$\begingroup$

Let $(X,\mathcal{T})$ be a locally compact separable Hausdorff space and $A \in \mathcal{T}$ open. Does there exist a sequence $(f_n)_{n \in \mathbb{N}}$ of (bounded) continuous functions such that $$f_n(x) \uparrow 1_A(x)$$ for all $x \in X$? It is well-known that this result holds if

  • $(X,d)$ is a metric space (proof)
  • $X$ is locally compact with a countable basis (because then it is metrizable).

I thought about applying Urysohn's lemma, but actually this leaves me with finding a sequence $(K_n)_n$ of compact sets such that $K_n \uparrow A$. In the meantime I recognized that - in general - there does not exist such a sequence (see this question). Any suggestions?

$\endgroup$
5
$\begingroup$

It seems the following.

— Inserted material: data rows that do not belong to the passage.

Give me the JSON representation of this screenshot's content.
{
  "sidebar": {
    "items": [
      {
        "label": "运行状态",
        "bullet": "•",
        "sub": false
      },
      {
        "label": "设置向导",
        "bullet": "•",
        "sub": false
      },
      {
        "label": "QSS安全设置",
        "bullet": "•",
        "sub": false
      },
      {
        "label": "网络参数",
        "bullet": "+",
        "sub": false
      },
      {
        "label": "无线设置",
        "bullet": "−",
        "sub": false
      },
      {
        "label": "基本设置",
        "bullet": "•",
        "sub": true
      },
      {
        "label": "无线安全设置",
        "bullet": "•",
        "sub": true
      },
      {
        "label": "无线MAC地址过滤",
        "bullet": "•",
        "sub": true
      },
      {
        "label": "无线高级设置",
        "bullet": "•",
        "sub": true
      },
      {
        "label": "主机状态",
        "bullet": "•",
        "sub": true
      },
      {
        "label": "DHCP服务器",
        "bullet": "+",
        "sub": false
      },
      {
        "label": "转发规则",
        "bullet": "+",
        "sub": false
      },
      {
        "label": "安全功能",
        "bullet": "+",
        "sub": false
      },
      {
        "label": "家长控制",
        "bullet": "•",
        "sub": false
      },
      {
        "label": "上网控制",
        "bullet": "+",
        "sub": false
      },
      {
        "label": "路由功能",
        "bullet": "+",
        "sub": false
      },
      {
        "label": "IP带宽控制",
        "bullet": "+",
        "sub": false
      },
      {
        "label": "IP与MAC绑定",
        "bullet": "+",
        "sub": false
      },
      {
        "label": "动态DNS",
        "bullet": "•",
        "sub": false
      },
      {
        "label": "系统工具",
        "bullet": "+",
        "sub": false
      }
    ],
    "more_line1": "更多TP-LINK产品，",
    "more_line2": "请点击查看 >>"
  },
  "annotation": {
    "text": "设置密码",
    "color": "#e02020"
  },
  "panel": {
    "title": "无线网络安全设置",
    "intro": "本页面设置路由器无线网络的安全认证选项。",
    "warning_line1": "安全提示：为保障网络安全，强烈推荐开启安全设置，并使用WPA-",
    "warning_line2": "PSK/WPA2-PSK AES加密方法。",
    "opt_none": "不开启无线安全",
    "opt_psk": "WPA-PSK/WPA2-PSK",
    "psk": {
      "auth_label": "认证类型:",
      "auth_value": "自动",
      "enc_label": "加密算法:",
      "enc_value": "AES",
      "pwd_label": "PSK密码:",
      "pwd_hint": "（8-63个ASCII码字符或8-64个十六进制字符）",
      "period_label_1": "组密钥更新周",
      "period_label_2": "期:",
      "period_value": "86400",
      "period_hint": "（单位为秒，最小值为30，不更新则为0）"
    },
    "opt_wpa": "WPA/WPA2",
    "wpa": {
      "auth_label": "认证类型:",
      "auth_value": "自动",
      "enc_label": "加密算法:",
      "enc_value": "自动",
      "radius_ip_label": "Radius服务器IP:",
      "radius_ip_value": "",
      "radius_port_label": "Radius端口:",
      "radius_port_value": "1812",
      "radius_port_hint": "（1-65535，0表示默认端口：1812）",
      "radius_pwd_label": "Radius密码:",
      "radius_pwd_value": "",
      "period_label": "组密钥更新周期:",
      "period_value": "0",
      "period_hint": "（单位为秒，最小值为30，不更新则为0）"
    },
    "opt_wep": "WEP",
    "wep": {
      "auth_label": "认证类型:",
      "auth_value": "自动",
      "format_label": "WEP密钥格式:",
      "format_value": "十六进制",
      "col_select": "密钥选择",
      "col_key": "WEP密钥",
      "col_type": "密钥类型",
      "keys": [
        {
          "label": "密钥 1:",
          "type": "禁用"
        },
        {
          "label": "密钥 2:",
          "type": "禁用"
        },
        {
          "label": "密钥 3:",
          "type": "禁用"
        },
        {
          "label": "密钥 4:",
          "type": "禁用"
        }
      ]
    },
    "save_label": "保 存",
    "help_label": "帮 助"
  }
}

The answer is negative. Let $I=[0;1]$ be the unit segment endowed with the standard topology. Put $X=I^{\omega_1}$. By Tychonoff Theorem $X$ is compact. By Hewitt-Marczewski-Pondiczeri Theorem [Eng, 2.3.15], $X$ is separable. For each subset $S$ of the set $\omega_1$ as $\pi_S$ we denote the projection from $X=\prod\{I_\alpha\colon \alpha\in\omega_1 \}\to\prod\{I_\alpha\colon \alpha\in S\}$. Put $A=\bigcup_{\alpha\in\omega_1}\pi_{\{\alpha\}}^{-1}([0;1/2))$. Then $A$ is an open subset of the space $X$. Suppose that a function $1_A$ is a pointwise limit of a sequence $(f_n)$ of continuous functions. By Theorem, each $f_n$ is depending only of countable number of coordinates [Eng, Problem 2.7.12 (d)], that is there exists a countable subset $S_n$ of $\omega_1$ and a function $g_n: \prod\{I_\alpha\colon \alpha\in S_n\}\to I$ such that $f_n=g_n\pi_{S_n}$. Then the function $1_A$ is depending only of countable number of coordinates (from a family $\bigcup S_n$), a contradiction.

Reference

[Eng] Ryszard Engelking, General Topology, 2nd ed., Heldermann, Berlin, 1989.

$\endgroup$
  • $\begingroup$ What is $\omega_1$? $\endgroup$ – saz Feb 28 '14 at 7:19
  • $\begingroup$ @saz The first uncountable ordinal. You can read $\frak c$ instead of it. $\endgroup$ – Alex Ravsky Feb 28 '14 at 9:00

Your Answer

By clicking “Post Your Answer”, you agree to our terms of service, privacy policy and cookie policy

Not the answer you're looking for? Browse other questions tagged or ask your own question.